> WHAT TO PRODUCE: The answer should consist of all the records, written out word for word.
[Opening THE RECORDS section]
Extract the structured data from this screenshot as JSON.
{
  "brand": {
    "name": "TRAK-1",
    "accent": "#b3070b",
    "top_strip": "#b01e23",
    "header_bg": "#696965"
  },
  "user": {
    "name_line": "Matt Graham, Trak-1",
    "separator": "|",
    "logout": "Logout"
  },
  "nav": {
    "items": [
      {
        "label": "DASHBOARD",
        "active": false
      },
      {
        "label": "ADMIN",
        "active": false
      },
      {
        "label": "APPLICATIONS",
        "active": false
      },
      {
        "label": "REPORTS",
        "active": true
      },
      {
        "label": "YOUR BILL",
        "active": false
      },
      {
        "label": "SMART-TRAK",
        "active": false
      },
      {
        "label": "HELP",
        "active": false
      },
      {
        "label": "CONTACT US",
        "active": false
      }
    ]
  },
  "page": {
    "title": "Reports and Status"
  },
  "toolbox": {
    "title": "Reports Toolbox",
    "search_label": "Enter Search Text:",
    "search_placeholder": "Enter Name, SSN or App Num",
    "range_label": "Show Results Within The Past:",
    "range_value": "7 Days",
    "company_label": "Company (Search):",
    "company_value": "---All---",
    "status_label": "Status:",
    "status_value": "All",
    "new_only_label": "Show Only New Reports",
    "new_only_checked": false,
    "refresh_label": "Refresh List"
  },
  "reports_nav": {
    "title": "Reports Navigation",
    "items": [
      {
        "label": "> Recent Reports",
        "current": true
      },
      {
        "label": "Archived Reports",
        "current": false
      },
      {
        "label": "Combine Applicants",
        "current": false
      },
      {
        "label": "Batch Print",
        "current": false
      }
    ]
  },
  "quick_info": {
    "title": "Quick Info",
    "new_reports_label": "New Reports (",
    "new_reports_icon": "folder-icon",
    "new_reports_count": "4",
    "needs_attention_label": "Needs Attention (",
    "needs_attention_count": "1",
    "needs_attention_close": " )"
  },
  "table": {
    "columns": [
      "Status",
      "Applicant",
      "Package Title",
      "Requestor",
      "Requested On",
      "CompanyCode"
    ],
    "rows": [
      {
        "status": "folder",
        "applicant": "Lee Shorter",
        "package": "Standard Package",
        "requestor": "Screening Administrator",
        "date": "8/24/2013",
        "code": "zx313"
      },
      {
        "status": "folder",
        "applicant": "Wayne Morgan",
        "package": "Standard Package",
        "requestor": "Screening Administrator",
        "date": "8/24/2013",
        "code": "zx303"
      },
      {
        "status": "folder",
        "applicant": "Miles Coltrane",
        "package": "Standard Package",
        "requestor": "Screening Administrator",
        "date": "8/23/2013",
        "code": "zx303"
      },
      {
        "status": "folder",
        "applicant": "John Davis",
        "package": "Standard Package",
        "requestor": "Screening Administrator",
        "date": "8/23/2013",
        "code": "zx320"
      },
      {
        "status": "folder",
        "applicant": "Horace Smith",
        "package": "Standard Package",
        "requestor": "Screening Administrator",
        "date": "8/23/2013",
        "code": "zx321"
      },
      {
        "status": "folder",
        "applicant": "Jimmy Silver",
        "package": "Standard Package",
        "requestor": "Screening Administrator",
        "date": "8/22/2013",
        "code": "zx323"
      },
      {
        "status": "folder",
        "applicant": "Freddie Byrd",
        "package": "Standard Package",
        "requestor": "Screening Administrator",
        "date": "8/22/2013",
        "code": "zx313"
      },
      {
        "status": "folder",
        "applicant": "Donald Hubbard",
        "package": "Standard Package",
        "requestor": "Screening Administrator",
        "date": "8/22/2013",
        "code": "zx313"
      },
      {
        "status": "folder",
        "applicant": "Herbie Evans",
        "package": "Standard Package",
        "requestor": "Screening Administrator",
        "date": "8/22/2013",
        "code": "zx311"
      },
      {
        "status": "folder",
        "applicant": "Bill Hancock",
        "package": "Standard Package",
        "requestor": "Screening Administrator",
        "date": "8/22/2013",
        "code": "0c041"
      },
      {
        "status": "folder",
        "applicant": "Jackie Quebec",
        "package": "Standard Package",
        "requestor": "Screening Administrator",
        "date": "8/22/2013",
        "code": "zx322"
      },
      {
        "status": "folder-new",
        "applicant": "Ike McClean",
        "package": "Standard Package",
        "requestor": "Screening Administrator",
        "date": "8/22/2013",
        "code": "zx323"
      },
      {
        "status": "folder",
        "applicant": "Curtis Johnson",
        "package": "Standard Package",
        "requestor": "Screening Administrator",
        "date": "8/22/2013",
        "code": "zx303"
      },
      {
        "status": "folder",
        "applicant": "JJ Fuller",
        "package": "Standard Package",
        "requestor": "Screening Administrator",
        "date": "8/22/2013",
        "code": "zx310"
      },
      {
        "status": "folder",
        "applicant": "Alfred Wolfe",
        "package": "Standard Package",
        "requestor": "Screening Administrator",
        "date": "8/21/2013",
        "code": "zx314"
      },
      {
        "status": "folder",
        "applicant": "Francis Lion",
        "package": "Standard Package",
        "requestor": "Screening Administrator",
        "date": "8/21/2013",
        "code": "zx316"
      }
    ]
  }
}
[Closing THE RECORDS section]
> WRITTEN SOLUTION:
Extract the structured data from this screenshot as JSON.
{
  "brand": {
    "name": "TRAK-1",
    "accent": "#b3070b",
    "top_strip": "#b01e23",
    "header_bg": "#696965"
  },
  "user": {
    "name_line": "Matt Graham, Trak-1",
    "separator": "|",
    "logout": "Logout"
  },
  "nav": {
    "items": [
      {
        "label": "DASHBOARD",
        "active": false
      },
      {
        "label": "ADMIN",
        "active": false
      },
      {
        "label": "APPLICATIONS",
        "active": false
      },
      {
        "label": "REPORTS",
        "active": true
      },
      {
        "label": "YOUR BILL",
        "active": false
      },
      {
        "label": "SMART-TRAK",
        "active": false
      },
      {
        "label": "HELP",
        "active": false
      },
      {
        "label": "CONTACT US",
        "active": false
      }
    ]
  },
  "page": {
    "title": "Reports and Status"
  },
  "toolbox": {
    "title": "Reports Toolbox",
    "search_label": "Enter Search Text:",
    "search_placeholder": "Enter Name, SSN or App Num",
    "range_label": "Show Results Within The Past:",
    "range_value": "7 Days",
    "company_label": "Company (Search):",
    "company_value": "---All---",
    "status_label": "Status:",
    "status_value": "All",
    "new_only_label": "Show Only New Reports",
    "new_only_checked": false,
    "refresh_label": "Refresh List"
  },
  "reports_nav": {
    "title": "Reports Navigation",
    "items": [
      {
        "label": "> Recent Reports",
        "current": true
      },
      {
        "label": "Archived Reports",
        "current": false
      },
      {
        "label": "Combine Applicants",
        "current": false
      },
      {
        "label": "Batch Print",
        "current": false
      }
    ]
  },
  "quick_info": {
    "title": "Quick Info",
    "new_reports_label": "New Reports (",
    "new_reports_icon": "folder-icon",
    "new_reports_count": "4",
    "needs_attention_label": "Needs Attention (",
    "needs_attention_count": "1",
    "needs_attention_close": " )"
  },
  "table": {
    "columns": [
      "Status",
      "Applicant",
      "Package Title",
      "Requestor",
      "Requested On",
      "CompanyCode"
    ],
    "rows": [
      {
        "status": "folder",
        "applicant": "Lee Shorter",
        "package": "Standard Package",
        "requestor": "Screening Administrator",
        "date": "8/24/2013",
        "code": "zx313"
      },
      {
        "status": "folder",
        "applicant": "Wayne Morgan",
        "package": "Standard Package",
        "requestor": "Screening Administrator",
        "date": "8/24/2013",
        "code": "zx303"
      },
      {
        "status": "folder",
        "applicant": "Miles Coltrane",
        "package": "Standard Package",
        "requestor": "Screening Administrator",
        "date": "8/23/2013",
        "code": "zx303"
      },
      {
        "status": "folder",
        "applicant": "John Davis",
        "package": "Standard Package",
        "requestor": "Screening Administrator",
        "date": "8/23/2013",
        "code": "zx320"
      },
      {
        "status": "folder",
        "applicant": "Horace Smith",
        "package": "Standard Package",
        "requestor": "Screening Administrator",
        "date": "8/23/2013",
        "code": "zx321"
      },
      {
        "status": "folder",
        "applicant": "Jimmy Silver",
        "package": "Standard Package",
        "requestor": "Screening Administrator",
        "date": "8/22/2013",
        "code": "zx323"
      },
      {
        "status": "folder",
        "applicant": "Freddie Byrd",
        "package": "Standard Package",
        "requestor": "Screening Administrator",
        "date": "8/22/2013",
        "code": "zx313"
      },
      {
        "status": "folder",
        "applicant": "Donald Hubbard",
        "package": "Standard Package",
        "requestor": "Screening Administrator",
        "date": "8/22/2013",
        "code": "zx313"
      },
      {
        "status": "folder",
        "applicant": "Herbie Evans",
        "package": "Standard Package",
        "requestor": "Screening Administrator",
        "date": "8/22/2013",
        "code": "zx311"
      },
      {
        "status": "folder",
        "applicant": "Bill Hancock",
        "package": "Standard Package",
        "requestor": "Screening Administrator",
        "date": "8/22/2013",
        "code": "0c041"
      },
      {
        "status": "folder",
        "applicant": "Jackie Quebec",
        "package": "Standard Package",
        "requestor": "Screening Administrator",
        "date": "8/22/2013",
        "code": "zx322"
      },
      {
        "status": "folder-new",
        "applicant": "Ike McClean",
        "package": "Standard Package",
        "requestor": "Screening Administrator",
        "date": "8/22/2013",
        "code": "zx323"
      },
      {
        "status": "folder",
        "applicant": "Curtis Johnson",
        "package": "Standard Package",
        "requestor": "Screening Administrator",
        "date": "8/22/2013",
        "code": "zx303"
      },
      {
        "status": "folder",
        "applicant": "JJ Fuller",
        "package": "Standard Package",
        "requestor": "Screening Administrator",
        "date": "8/22/2013",
        "code": "zx310"
      },
      {
        "status": "folder",
        "applicant": "Alfred Wolfe",
        "package": "Standard Package",
        "requestor": "Screening Administrator",
        "date": "8/21/2013",
        "code": "zx314"
      },
      {
        "status": "folder",
        "applicant": "Francis Lion",
        "package": "Standard Package",
        "requestor": "Screening Administrator",
        "date": "8/21/2013",
        "code": "zx316"
      }
    ]
  }
}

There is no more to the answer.